All the time. Every day [laughs]. Every time I open my mouth. It kind of gets on my nerves, but I know that she won't let me go out there sounding crazy.
At least you've got that extra built-in layer of critique to help you. Ultimately, do you have any interest in the movies?
Absolutely. I have no qualms about that at all. You know, I start off in theater, and my goal is to be the best actor I could be, and hopefully the challenge can take me to the realm of movies as well. I mean, I have no objection to that at all, one iota. That's kind of the goal is to get to the silver screen, to do movies, to do film, to do television. … So Denzel [Washington], he's a prime example. He does theater and the movies. When he's not working on a movie set, he's on Broadway doing a run of a Broadway play for three or four months. So his skills are never just dormant. Hopefully, I could get to that level where I'm going between Broadway and Hollywood and have an illustrious acting career and doing projects I love to do with people I want to do it with.
What do you hope to get across to audiences with the one-man show you've been developing, “Where Do Warriors Go?”
Just telling them about my life story, you know, humanizing the athlete and showing that we're all warriors, but we're all vulnerable. We all cry, we all have real life issues, and this is what we go through during the life cycle of our playing days [and] after, how people receive us.
I know you're busy with all your projects and businesses, but when you get spare time what do you enjoy doing?
Oh God, I love going to the movies with my kids in the afternoon when they get out of school. I love to deejay. … I like playing music. I really spend time with my family. I work out a lot. But one thing I want to do more of is just travel around the world with my wife a little bit more and have a chance to see some of the great places and landscapes and landmarks throughout the world. And eat some of the best food in the world [laughs]. That's my next venture.
What food are you most excited to try?
I'm more excited to go to Australia than anything else. Shrimp from Australia, that's what I want to try. Or maybe south of France and go to wine country. That's something I'm yearning to try as well.
OK, so I'm giving you a magic wand. What's one thing you change about yourself?
One thing to change about myself is to be more patient.
What do you need more patience in regards to?
Just in anything. Timing—I want things when I want them. If it were up to me, I'd have five Oscars and be sitting on $50 billion [laughs].
Oh, just little goals like that. OK, so where would you like to be in five years?
Five years—alive, healthy, well. You know, would have hosted Saturday Night Live five times.
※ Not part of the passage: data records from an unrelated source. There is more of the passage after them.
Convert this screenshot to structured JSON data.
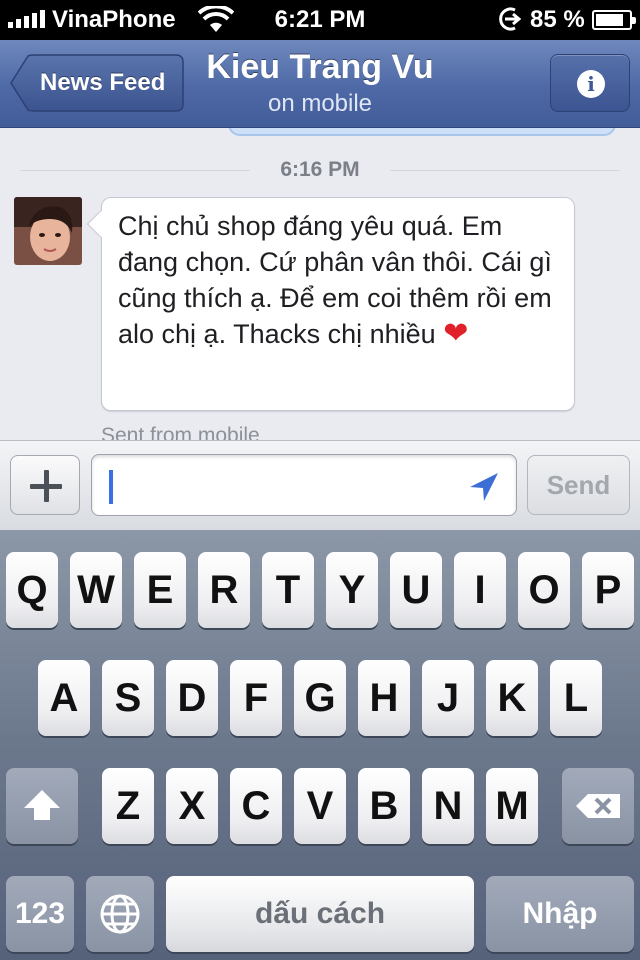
{
  "status_bar": {
    "carrier": "VinaPhone",
    "time": "6:21 PM",
    "battery_percent": "85 %",
    "battery_level": 0.85
  },
  "nav": {
    "back_label": "News Feed",
    "title": "Kieu Trang Vu",
    "subtitle": "on mobile"
  },
  "conversation": {
    "timestamp": "6:16 PM",
    "message_text": "Chị chủ shop đáng yêu quá. Em đang chọn. Cứ phân vân thôi. Cái gì cũng thích ạ. Để em coi thêm rồi em alo chị ạ. Thacks chị nhiều",
    "emoji": "❤",
    "sent_from": "Sent from mobile"
  },
  "composer": {
    "input_value": "",
    "send_label": "Send"
  },
  "keyboard": {
    "row1": [
      "Q",
      "W",
      "E",
      "R",
      "T",
      "Y",
      "U",
      "I",
      "O",
      "P"
    ],
    "row2": [
      "A",
      "S",
      "D",
      "F",
      "G",
      "H",
      "J",
      "K",
      "L"
    ],
    "row3": [
      "Z",
      "X",
      "C",
      "V",
      "B",
      "N",
      "M"
    ],
    "numbers_label": "123",
    "space_label": "dấu cách",
    "return_label": "Nhập"
  },
  "colors": {
    "nav_blue": "#4e69a6",
    "keyboard_bg": "#6b778b",
    "cursor_blue": "#3a6fe4",
    "heart_red": "#e0212a"
  }
}
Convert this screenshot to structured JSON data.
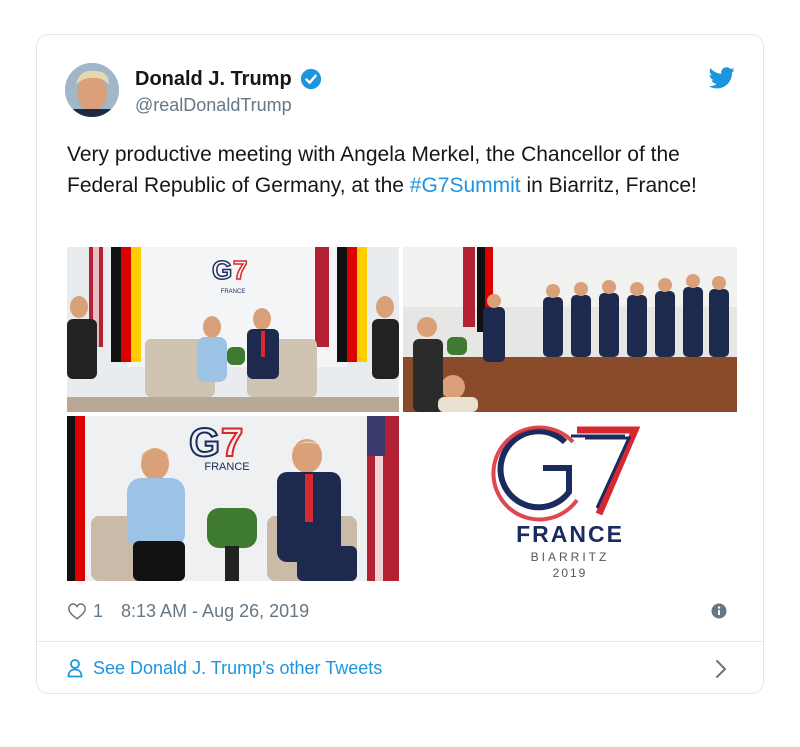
{
  "user": {
    "display_name": "Donald J. Trump",
    "handle": "@realDonaldTrump"
  },
  "tweet": {
    "text_before": "Very productive meeting with Angela Merkel, the Chancellor of the Federal Republic of Germany, at the ",
    "hashtag": "#G7Summit",
    "text_after": " in Biarritz, France!"
  },
  "media": {
    "logo": {
      "line1": "FRANCE",
      "line2": "BIARRITZ",
      "line3": "2019"
    },
    "photo_logo_text": "FRANCE"
  },
  "meta": {
    "likes": "1",
    "timestamp": "8:13 AM - Aug 26, 2019"
  },
  "footer": {
    "link_label": "See Donald J. Trump's other Tweets"
  },
  "colors": {
    "link_blue": "#1b95e0",
    "g7_red": "#d8282f",
    "g7_navy": "#1c2b5e"
  },
  "icons": [
    "verified-badge-icon",
    "twitter-bird-icon",
    "heart-icon",
    "info-icon",
    "person-icon",
    "chevron-right-icon"
  ]
}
Won a few Tony Awards and maybe ending up being the owner of an NFL team [laughs]. Lofty goals.
What's the best piece of advice you've ever received and who did it come from?
Boy—I would say my acting coach Anna Maria Franzella, who's no longer with us. She always told me to always tell the truth. Always tell the truth in everything that I do, whether it be a speaking engagement, whether it be having a conversation with my son. It comes from a truthful, honest place and that will always take care of itself.
In A Football Life, you said one of the things that you struggled with as you were making your transition from your NFL career was this question of, “Who am I?” What have you discovered? Who are you?
A man constantly evolving. I never stop. I'm always looking to challenge myself. I'm always looking to grow, building a career, now in entertainment and as an entrepreneur in wealth management. I'm never going to be defined as one thing. It's not going to be a football player, it's not going to be an actor; it's going to be a man who constantly pursues greatness in terms of reminding myself of the things that resonate with me at that particular moment. So 40 years from now, it could be something different that I evolve into.